Life is a funny old thing. Just when you think you have it all sussed something comes out of left field and pulls the rug away again … and again… and again.
Why should we really ever expect anything else. Life is hard for all of us in our own individual ways – isn’t it. That gap between expectation and reality is the thing that gets me all the time. I am, I think, an optimist at heart – which is a very good and a very bad thing.
Every year I still look forward to Christmas, I love the partying, the hope, the family and friends. But every year I’m completely floored on the day by a deep pervasive sadness. It’s like all the lights have gone out. Nobody would know as I plaster the smile on and get on with it.
Every year I suspect every bereaved parent deploys heroic efforts to even get out of bed – let alone smile their way through the day.
It just wasn’t meant to be like this.
And every year I don’t talk about it as there’s only so much time that others want to hear. They have their own stuff going on and my story is “old news”. But there’s the trouble with grief, if we don’t talk and share, the darkness starts to embed and that old familiar feeling of sinking under the water starts to take hold. And to me my story is never old news – it is who I am.
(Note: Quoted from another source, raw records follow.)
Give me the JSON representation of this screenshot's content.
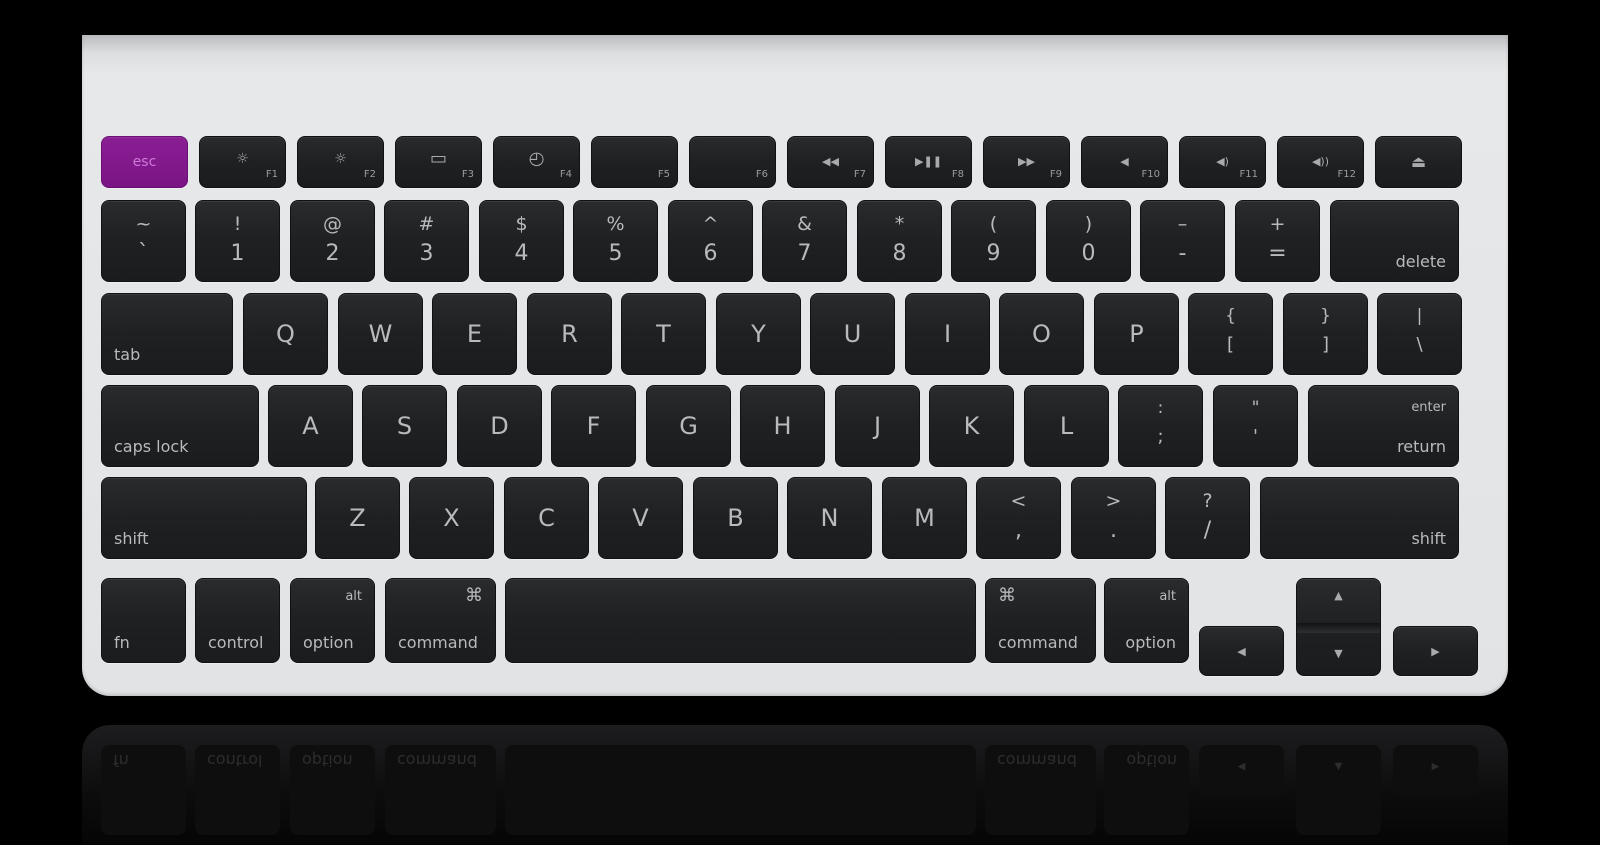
{
  "keyboard": {
    "accent_color": "#7d1788",
    "rows": {
      "function": [
        {
          "id": "esc",
          "label": "esc"
        },
        {
          "id": "f1",
          "icon": "brightness-down-icon",
          "glyph": "☼",
          "fn": "F1"
        },
        {
          "id": "f2",
          "icon": "brightness-up-icon",
          "glyph": "☼",
          "fn": "F2"
        },
        {
          "id": "f3",
          "icon": "expose-icon",
          "glyph": "▭",
          "fn": "F3"
        },
        {
          "id": "f4",
          "icon": "dashboard-icon",
          "glyph": "◴",
          "fn": "F4"
        },
        {
          "id": "f5",
          "fn": "F5"
        },
        {
          "id": "f6",
          "fn": "F6"
        },
        {
          "id": "f7",
          "icon": "rewind-icon",
          "glyph": "◀◀",
          "fn": "F7"
        },
        {
          "id": "f8",
          "icon": "play-pause-icon",
          "glyph": "▶❚❚",
          "fn": "F8"
        },
        {
          "id": "f9",
          "icon": "fast-forward-icon",
          "glyph": "▶▶",
          "fn": "F9"
        },
        {
          "id": "f10",
          "icon": "mute-icon",
          "glyph": "◀",
          "fn": "F10"
        },
        {
          "id": "f11",
          "icon": "volume-down-icon",
          "glyph": "◀)",
          "fn": "F11"
        },
        {
          "id": "f12",
          "icon": "volume-up-icon",
          "glyph": "◀))",
          "fn": "F12"
        },
        {
          "id": "eject",
          "icon": "eject-icon",
          "glyph": "⏏"
        }
      ],
      "number": [
        {
          "top": "~",
          "bottom": "`"
        },
        {
          "top": "!",
          "bottom": "1"
        },
        {
          "top": "@",
          "bottom": "2"
        },
        {
          "top": "#",
          "bottom": "3"
        },
        {
          "top": "$",
          "bottom": "4"
        },
        {
          "top": "%",
          "bottom": "5"
        },
        {
          "top": "^",
          "bottom": "6"
        },
        {
          "top": "&",
          "bottom": "7"
        },
        {
          "top": "*",
          "bottom": "8"
        },
        {
          "top": "(",
          "bottom": "9"
        },
        {
          "top": ")",
          "bottom": "0"
        },
        {
          "top": "–",
          "bottom": "-"
        },
        {
          "top": "+",
          "bottom": "="
        },
        {
          "label": "delete"
        }
      ],
      "qwerty": [
        {
          "label": "tab"
        },
        {
          "letter": "Q"
        },
        {
          "letter": "W"
        },
        {
          "letter": "E"
        },
        {
          "letter": "R"
        },
        {
          "letter": "T"
        },
        {
          "letter": "Y"
        },
        {
          "letter": "U"
        },
        {
          "letter": "I"
        },
        {
          "letter": "O"
        },
        {
          "letter": "P"
        },
        {
          "top": "{",
          "bottom": "["
        },
        {
          "top": "}",
          "bottom": "]"
        },
        {
          "top": "|",
          "bottom": "\\"
        }
      ],
      "home": [
        {
          "label": "caps lock"
        },
        {
          "letter": "A"
        },
        {
          "letter": "S"
        },
        {
          "letter": "D"
        },
        {
          "letter": "F"
        },
        {
          "letter": "G"
        },
        {
          "letter": "H"
        },
        {
          "letter": "J"
        },
        {
          "letter": "K"
        },
        {
          "letter": "L"
        },
        {
          "top": ":",
          "bottom": ";"
        },
        {
          "top": "\"",
          "bottom": "'"
        },
        {
          "top_label": "enter",
          "label": "return"
        }
      ],
      "shift": [
        {
          "label": "shift"
        },
        {
          "letter": "Z"
        },
        {
          "letter": "X"
        },
        {
          "letter": "C"
        },
        {
          "letter": "V"
        },
        {
          "letter": "B"
        },
        {
          "letter": "N"
        },
        {
          "letter": "M"
        },
        {
          "top": "<",
          "bottom": ","
        },
        {
          "top": ">",
          "bottom": "."
        },
        {
          "top": "?",
          "bottom": "/"
        },
        {
          "label": "shift"
        }
      ],
      "bottom": [
        {
          "id": "fn",
          "label": "fn"
        },
        {
          "id": "control",
          "label": "control"
        },
        {
          "id": "option-left",
          "top_label": "alt",
          "label": "option"
        },
        {
          "id": "command-left",
          "symbol": "⌘",
          "label": "command"
        },
        {
          "id": "space",
          "label": ""
        },
        {
          "id": "command-right",
          "symbol": "⌘",
          "label": "command"
        },
        {
          "id": "option-right",
          "top_label": "alt",
          "label": "option"
        },
        {
          "id": "arrow-left",
          "glyph": "◀"
        },
        {
          "id": "arrow-up",
          "glyph": "▲"
        },
        {
          "id": "arrow-down",
          "glyph": "▼"
        },
        {
          "id": "arrow-right",
          "glyph": "▶"
        }
      ]
    }
  }
}
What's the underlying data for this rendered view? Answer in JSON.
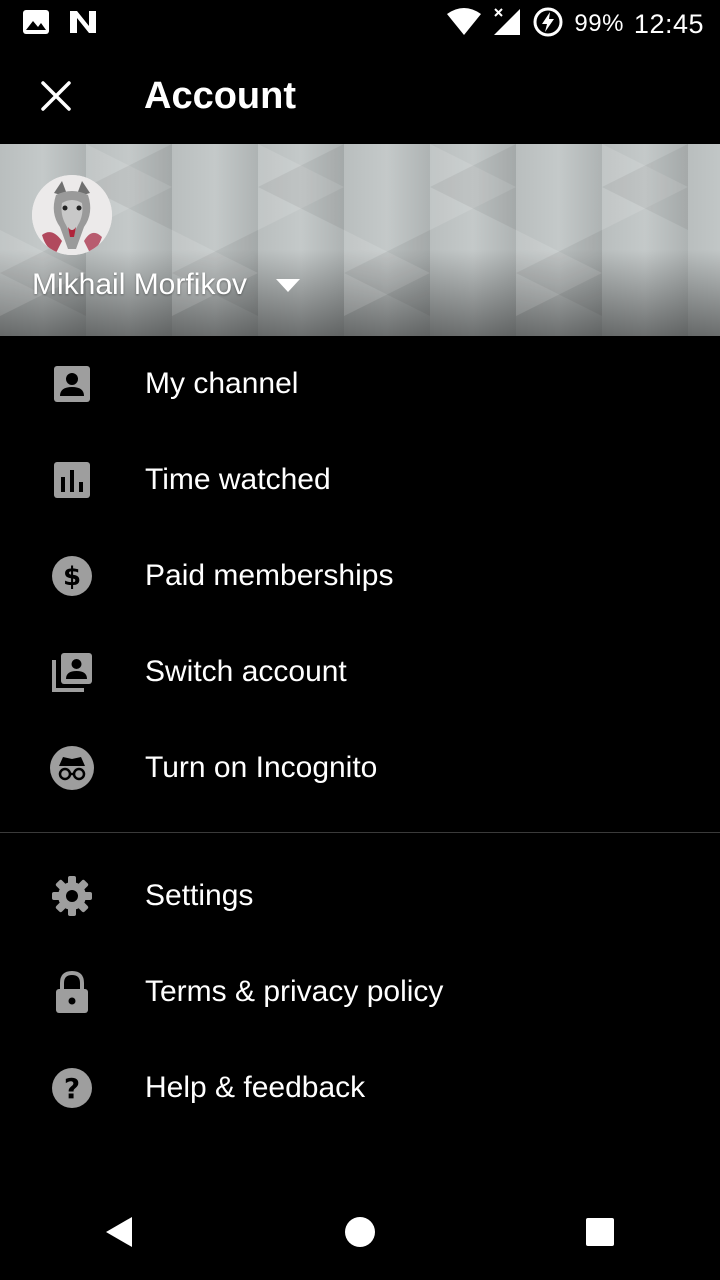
{
  "status_bar": {
    "left_icons": [
      "image-icon",
      "n-app-icon"
    ],
    "battery_percent": "99%",
    "time": "12:45"
  },
  "app_bar": {
    "title": "Account",
    "close_icon": "close-icon"
  },
  "account": {
    "name": "Mikhail Morfikov"
  },
  "menu": {
    "primary": [
      {
        "label": "My channel",
        "icon": "person-box-icon"
      },
      {
        "label": "Time watched",
        "icon": "bar-chart-icon"
      },
      {
        "label": "Paid memberships",
        "icon": "dollar-circle-icon"
      },
      {
        "label": "Switch account",
        "icon": "switch-account-icon"
      },
      {
        "label": "Turn on Incognito",
        "icon": "incognito-icon"
      }
    ],
    "secondary": [
      {
        "label": "Settings",
        "icon": "gear-icon"
      },
      {
        "label": "Terms & privacy policy",
        "icon": "lock-icon"
      },
      {
        "label": "Help & feedback",
        "icon": "help-icon"
      }
    ]
  },
  "colors": {
    "background": "#000000",
    "text": "#ffffff",
    "icon": "#9e9e9e",
    "divider": "#3a3a3a"
  }
}
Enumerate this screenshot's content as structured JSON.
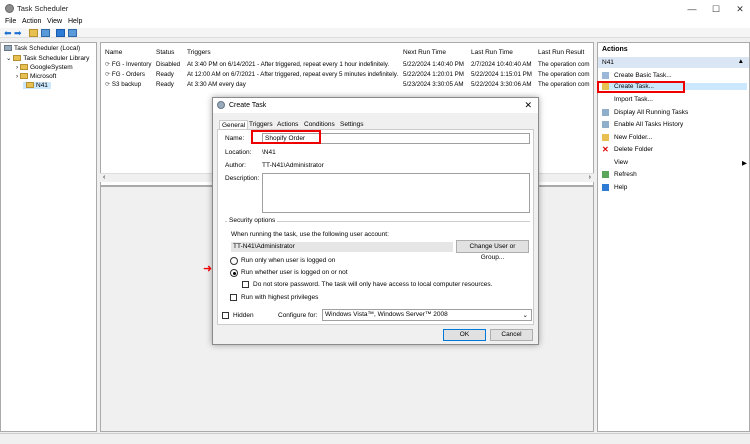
{
  "window": {
    "title": "Task Scheduler",
    "minimize": "—",
    "maximize": "☐",
    "close": "✕"
  },
  "menu": [
    "File",
    "Action",
    "View",
    "Help"
  ],
  "tree": {
    "root": "Task Scheduler (Local)",
    "library": "Task Scheduler Library",
    "children": [
      "GoogleSystem",
      "Microsoft",
      "N41"
    ]
  },
  "list": {
    "headers": [
      "Name",
      "Status",
      "Triggers",
      "Next Run Time",
      "Last Run Time",
      "Last Run Result"
    ],
    "rows": [
      [
        "FG - Inventory",
        "Disabled",
        "At 3:40 PM on 6/14/2021 - After triggered, repeat every 1 hour indefinitely.",
        "5/22/2024 1:40:40 PM",
        "2/7/2024 10:40:40 AM",
        "The operation com"
      ],
      [
        "FG - Orders",
        "Ready",
        "At 12:00 AM on 6/7/2021 - After triggered, repeat every 5 minutes indefinitely.",
        "5/22/2024 1:20:01 PM",
        "5/22/2024 1:15:01 PM",
        "The operation com"
      ],
      [
        "S3 backup",
        "Ready",
        "At 3:30 AM every day",
        "5/23/2024 3:30:05 AM",
        "5/22/2024 3:30:06 AM",
        "The operation com"
      ]
    ]
  },
  "actions": {
    "header": "Actions",
    "section": "N41",
    "items": [
      "Create Basic Task...",
      "Create Task...",
      "Import Task...",
      "Display All Running Tasks",
      "Enable All Tasks History",
      "New Folder...",
      "Delete Folder",
      "View",
      "Refresh",
      "Help"
    ]
  },
  "dialog": {
    "title": "Create Task",
    "tabs": [
      "General",
      "Triggers",
      "Actions",
      "Conditions",
      "Settings"
    ],
    "name_label": "Name:",
    "name_value": "Shopify Order",
    "location_label": "Location:",
    "location_value": "\\N41",
    "author_label": "Author:",
    "author_value": "TT-N41\\Administrator",
    "description_label": "Description:",
    "security_title": "Security options",
    "security_text": "When running the task, use the following user account:",
    "account": "TT-N41\\Administrator",
    "change_user_button": "Change User or Group...",
    "radio_logged_on": "Run only when user is logged on",
    "radio_whether": "Run whether user is logged on or not",
    "no_store_password": "Do not store password.  The task will only have access to local computer resources.",
    "highest_privileges": "Run with highest privileges",
    "hidden": "Hidden",
    "configure_label": "Configure for:",
    "configure_value": "Windows Vista™, Windows Server™ 2008",
    "ok": "OK",
    "cancel": "Cancel"
  },
  "colors": {
    "highlight": "#e00000",
    "selection": "#cce8ff",
    "accent": "#0078d7"
  }
}
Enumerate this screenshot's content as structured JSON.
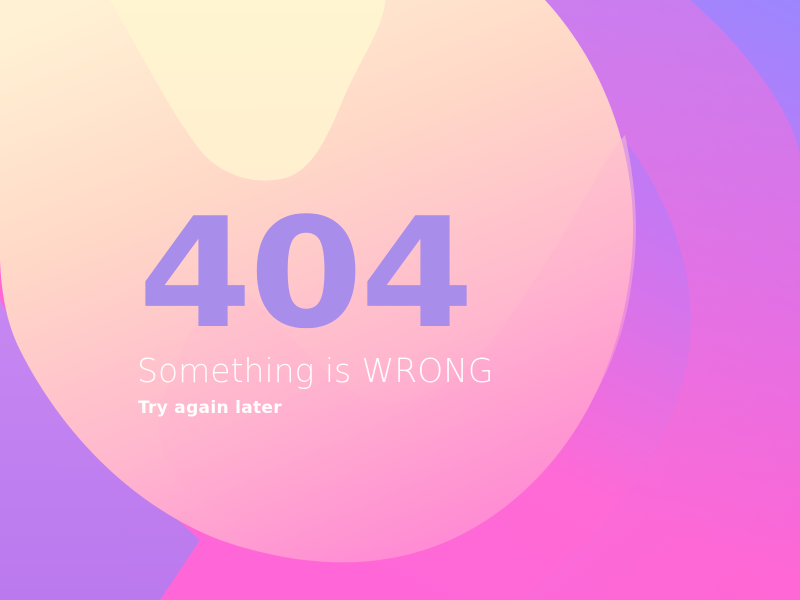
{
  "error_page": {
    "code": "404",
    "headline": "Something is WRONG",
    "subline": "Try again later"
  },
  "colors": {
    "code_text": "#A98DEB",
    "message_text": "#FFFFFF",
    "blob_light": "#FFF4D2",
    "blob_peach": "#FFD9C6",
    "background_purple": "#A683FF",
    "background_pink": "#FF66D4"
  }
}
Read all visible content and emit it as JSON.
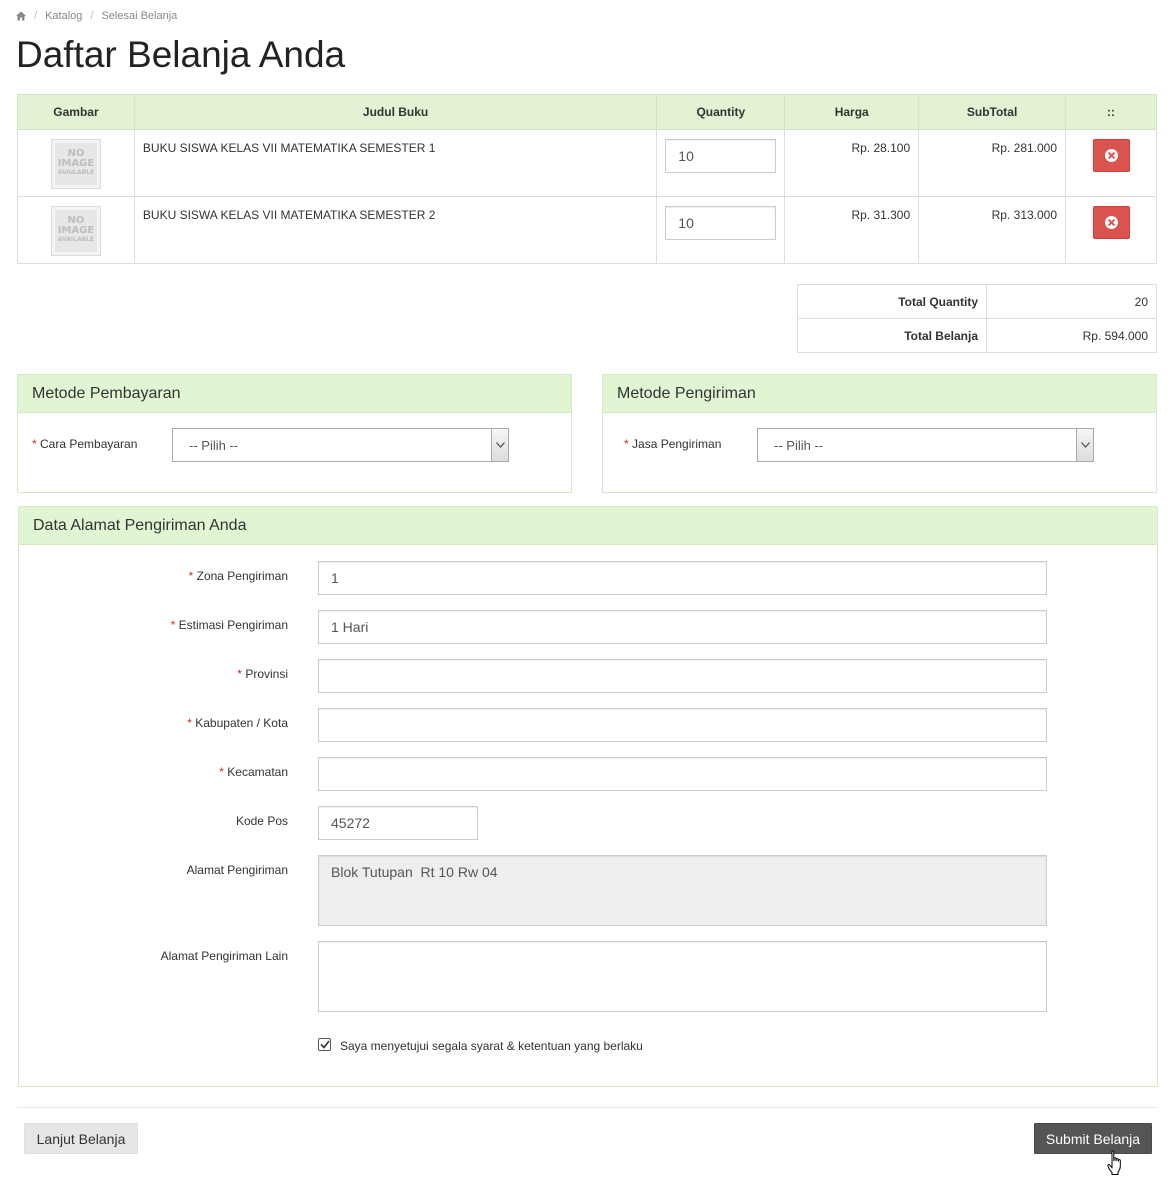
{
  "breadcrumb": {
    "home_icon": "home-icon",
    "items": [
      "Katalog",
      "Selesai Belanja"
    ],
    "separator": "/"
  },
  "page_title": "Daftar Belanja Anda",
  "cart": {
    "headers": [
      "Gambar",
      "Judul Buku",
      "Quantity",
      "Harga",
      "SubTotal",
      "::"
    ],
    "no_image_text": [
      "NO",
      "IMAGE",
      "AVAILABLE"
    ],
    "rows": [
      {
        "title": "BUKU SISWA KELAS VII MATEMATIKA SEMESTER 1",
        "quantity": "10",
        "price": "Rp. 28.100",
        "subtotal": "Rp. 281.000",
        "action_icon": "remove-icon"
      },
      {
        "title": "BUKU SISWA KELAS VII MATEMATIKA SEMESTER 2",
        "quantity": "10",
        "price": "Rp. 31.300",
        "subtotal": "Rp. 313.000",
        "action_icon": "remove-icon"
      }
    ]
  },
  "totals": {
    "quantity_label": "Total Quantity",
    "quantity_value": "20",
    "amount_label": "Total Belanja",
    "amount_value": "Rp. 594.000"
  },
  "payment": {
    "heading": "Metode Pembayaran",
    "label": "Cara Pembayaran",
    "selected": "-- Pilih --"
  },
  "shipping": {
    "heading": "Metode Pengiriman",
    "label": "Jasa Pengiriman",
    "selected": "-- Pilih --"
  },
  "address": {
    "heading": "Data Alamat Pengiriman Anda",
    "required_mark": "*",
    "zona_label": "Zona Pengiriman",
    "zona_value": "1",
    "estimasi_label": "Estimasi Pengiriman",
    "estimasi_value": "1 Hari",
    "provinsi_label": "Provinsi",
    "provinsi_value": "",
    "kabupaten_label": "Kabupaten / Kota",
    "kabupaten_value": "",
    "kecamatan_label": "Kecamatan",
    "kecamatan_value": "",
    "kodepos_label": "Kode Pos",
    "kodepos_value": "45272",
    "alamat_label": "Alamat Pengiriman",
    "alamat_value": "Blok Tutupan  Rt 10 Rw 04",
    "alamat_lain_label": "Alamat Pengiriman Lain",
    "alamat_lain_value": "",
    "agree_label": "Saya menyetujui segala syarat & ketentuan yang berlaku",
    "agree_checked": true
  },
  "actions": {
    "continue_label": "Lanjut Belanja",
    "submit_label": "Submit Belanja"
  },
  "colors": {
    "header_green": "#e2f2d3",
    "danger": "#d9534f",
    "dark_button": "#555555",
    "required": "#c9302c"
  }
}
Thank God for children “Chloe liked to dance didn’t she,” my young niece Lucy reminded me on Christmas day. For a moment she was there.
I met a lovely woman at a party this Christmas. She was 70 -, but still fizzing with energy and vitality. She was curious too – wanted to know everything about everybody. She told me her story, it was a very sad story, of terrible loss and disappointment. It reminded me of Leonard Cohen’s words “there’s a crack in everything. It’s how the light gets in.”
Don’t you think It is so often the most hurt amongst us that seem to burn the brightest .
And then I recoiled. The reason for her vitality, she said, was that she’d “found God”.
She may well have said she was taking drugs – I would have had the same reaction. But why? Me a Catholic – can’t shake that one off easily – who may have long dispensed with confiding in priests, but still seeks solace in churches across the world. Why was I so judgemental about somebody who had found something that gave her happiness and meaning.
After all isn’t it meaning that we all want deep down. Something outside of us, above us – something that helps us make sense of it all. I couldn’t stop thinking about this as we move towards the New Year and I get that familiar sense of emptiness and lack of direction.
And then I remembered I’m a survivor aren’t I? I’ve learnt quite a lot about resilience and getting up again … and now was the time to start implementing some of what I’ve learnt. I think I’ve made peace with my version of God – something is still there but it blows in the background like a candle in the wind. I’m glad I have it, but won’t be stoking that flame any time soon.
Instead I will look into my tool box and pull out those trusted old tools to guide me through this difficult time of year – and to continue in my quest to make every second count. And to remember that life is still very beautiful if one chooses to look in the right direction.
- Connect with people who make you feel good. Keep building your tribe.
- Don’t pretend to be ok when you aren’t .. give your feelings space to just be
- Forgive everybody – for your sake if not for theirs
- Never compare yourself to others – it is a futile, painful waste of time
- Say No more often and when you need to.
- Know that there’s so much you don’t have the power to fix – focus efforts on where you can make a difference
- Keep building from the inside out – why ever do we focus so much on the outside World when the real action goes on in our heads
- Be bold brave and never ever stop trying – whatever your age or circumstance
- Read, read, read. Write, write, write